Tucson Investigation Starts To Lawyer-Up

As the prosecution readies its case against the alleged gunman in Tucson, the defense is getting ready as well. NPR's Martin Kaste tells us how cases such as this one typically evolve.

Copyright © 2011 NPR. For personal, noncommercial use only. See Terms of Use. For other uses, prior permission required.

LIANE HANSEN, host:

This is WEEKEND EDITION from NPR News. I'm Liane Hansen.

Arizona Congresswoman Gabrielle Giffords is breathing without a ventilator. Doctors inserted a tracheotomy tube into her windpipe yesterday. They also put in a feeding tube to help provide nutrition. Doctors are encouraged by her progress as she continues to open her eyes and move her limbs.

While the congresswoman recovers from the injuries she suffered after being shot in the head at close range, investigators search for motives for last week's rampage in Tucson.

NPR's Martin Kaste reports that even though alleged gunman Jared Loughner was caught at the scene gun in the hand, the case is not open and shut.

MARTIN KASTE: The first few hours of this investigation were described as organized chaos. That's certainly what Roger Salzgeber remembers.

Mr. ROGER SALZGEBER: That was pretty hectic. I probably had my name taken down at least six times by different sheriff's department officers as I sat on the curb pretty devastated.

KASTE: Salzgeber was one of the men who tackled Loughner and one of dozens of firsthand witnesses to the crime. Eventually, he and his wife got their turns inside the sheriff department's RV, where they were interviewed at length. A deputy asked most of the questions, he says, with an FBI agent listening in. Then a few days later, they came to his house.

Mr. SALZGEBER: A gentleman came out and went over our car one more time in excruciating detail looking, you know, for scratches or stray bullets, 'cause I think they have more or had more shell casings than they could find bullets.

KASTE: This attention to excruciating detail is remarkable given the magnitude of the case. The Pima County attorney's office says so far, victims and witnesses total about 150 people.

Unidentified Man: We got about 20 minutes left at the (unintelligible)...

KASTE: At the sheriff's department, deputies monitor live aerial surveillance video of the funeral of one of the shooting victims. Captain Frank Duarte says the investigation itself is now entering a new phase.

Captain FRANK DUARTE (Pima County Sheriff's Department): Most of the investigation at this point will now begin to do the forensics piece, doing up the research and all the pieces that you need to bring the puzzle together.

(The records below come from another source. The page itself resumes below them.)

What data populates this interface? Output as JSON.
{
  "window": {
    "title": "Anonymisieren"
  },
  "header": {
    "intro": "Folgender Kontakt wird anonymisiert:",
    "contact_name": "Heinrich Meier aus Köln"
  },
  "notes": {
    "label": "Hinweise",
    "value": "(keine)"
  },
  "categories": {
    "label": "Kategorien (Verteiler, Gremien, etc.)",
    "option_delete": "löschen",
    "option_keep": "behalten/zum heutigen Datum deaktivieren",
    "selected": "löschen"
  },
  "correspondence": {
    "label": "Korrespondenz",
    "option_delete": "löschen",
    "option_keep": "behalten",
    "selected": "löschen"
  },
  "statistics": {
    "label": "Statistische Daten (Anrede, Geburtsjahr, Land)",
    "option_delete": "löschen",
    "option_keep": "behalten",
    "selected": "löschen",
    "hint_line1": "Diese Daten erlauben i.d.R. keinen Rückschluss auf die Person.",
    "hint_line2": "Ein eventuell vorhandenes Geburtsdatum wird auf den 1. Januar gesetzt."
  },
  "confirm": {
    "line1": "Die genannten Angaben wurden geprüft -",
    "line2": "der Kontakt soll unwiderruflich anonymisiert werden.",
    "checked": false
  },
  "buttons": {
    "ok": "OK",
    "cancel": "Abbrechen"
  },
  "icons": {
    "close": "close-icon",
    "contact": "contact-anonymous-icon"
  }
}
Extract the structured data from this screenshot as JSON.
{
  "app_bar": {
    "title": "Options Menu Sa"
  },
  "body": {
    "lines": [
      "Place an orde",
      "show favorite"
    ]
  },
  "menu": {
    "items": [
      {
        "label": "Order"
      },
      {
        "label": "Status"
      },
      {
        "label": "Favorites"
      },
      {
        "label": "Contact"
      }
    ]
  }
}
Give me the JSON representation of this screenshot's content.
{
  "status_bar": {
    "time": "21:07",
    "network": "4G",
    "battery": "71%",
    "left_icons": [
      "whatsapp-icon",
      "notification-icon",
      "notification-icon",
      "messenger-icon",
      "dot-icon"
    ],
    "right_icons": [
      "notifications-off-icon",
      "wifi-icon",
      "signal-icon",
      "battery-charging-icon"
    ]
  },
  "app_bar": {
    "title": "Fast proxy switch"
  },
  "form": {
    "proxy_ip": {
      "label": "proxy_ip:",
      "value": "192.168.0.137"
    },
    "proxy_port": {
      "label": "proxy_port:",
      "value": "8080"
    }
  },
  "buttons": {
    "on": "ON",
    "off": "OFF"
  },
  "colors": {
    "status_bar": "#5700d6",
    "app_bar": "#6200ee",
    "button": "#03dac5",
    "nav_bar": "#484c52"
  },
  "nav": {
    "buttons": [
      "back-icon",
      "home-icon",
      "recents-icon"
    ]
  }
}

KASTE: With the physical evidence mostly gathered, attention is now shifting from what happened outside the Safeway to what happened in the days and weeks before the shooting. And Loughner's defense team will dig even further back.

Professor DAVID BRUCK (Clinical, Washington and Lee School of Law): The defense lawyer's job is to learn everything that there is to learn, that can possibly be known about her client.

KASTE: David Bruck is a clinical professor at the Washington and Lee School of Law. He's worked on similar high-profile murder cases as co-counsel for Loughner's new lawyer, Judy Clarke. He says Clarke most certainly already has private investigators on the case.

Mr. BRUCK: There has to be a thorough, a truly exhaustive investigation of the defendants' background, his life, what - his road in life, where he came from, why he may have done this, what his informative experiences were. It's an investigation that goes back generations.

KASTE: Bruck says the investigators will want to know if mental illness runs in the family, but not necessarily in order to mount an insanity defense.

Mr. BRUCK: The insanity defense means the person is legally not guilty, however, a guilty defendant still can and very often does present evidence at the sentencing part of the trial about mental afflictions that may have affected his blameworthiness at the time of the crime.

KASTE: In other words, Judy Clarke will try to find reasons to head off the death penalty for her client, as she's done for other famous clients, such as Unabomber Ted Kaczynski.

But even if Loughner avoids the federal death penalty, local prosecutors still reserve the right to file charges of their own.

Martin Kaste, NPR News, Tucson.

Copyright © 2011 NPR. All rights reserved. No quotes from the materials contained herein may be used in any media without attribution to NPR. This transcript is provided for personal, noncommercial use only, pursuant to our Terms of Use. Any other use requires NPR's prior permission. Visit our permissions page for further information.

NPR transcripts are created on a rush deadline by a contractor for NPR, and accuracy and availability may vary. This text may not be in its final form and may be updated or revised in the future. Please be aware that the authoritative record of NPR's programming is the audio.

Comments

 

Please keep your community civil. All comments must follow the NPR.org Community rules and terms of use, and will be moderated prior to posting. NPR reserves the right to use the comments we receive, in whole or in part, and to use the commenter's name and location, in any medium. See also the Terms of Use, Privacy Policy and Community FAQ.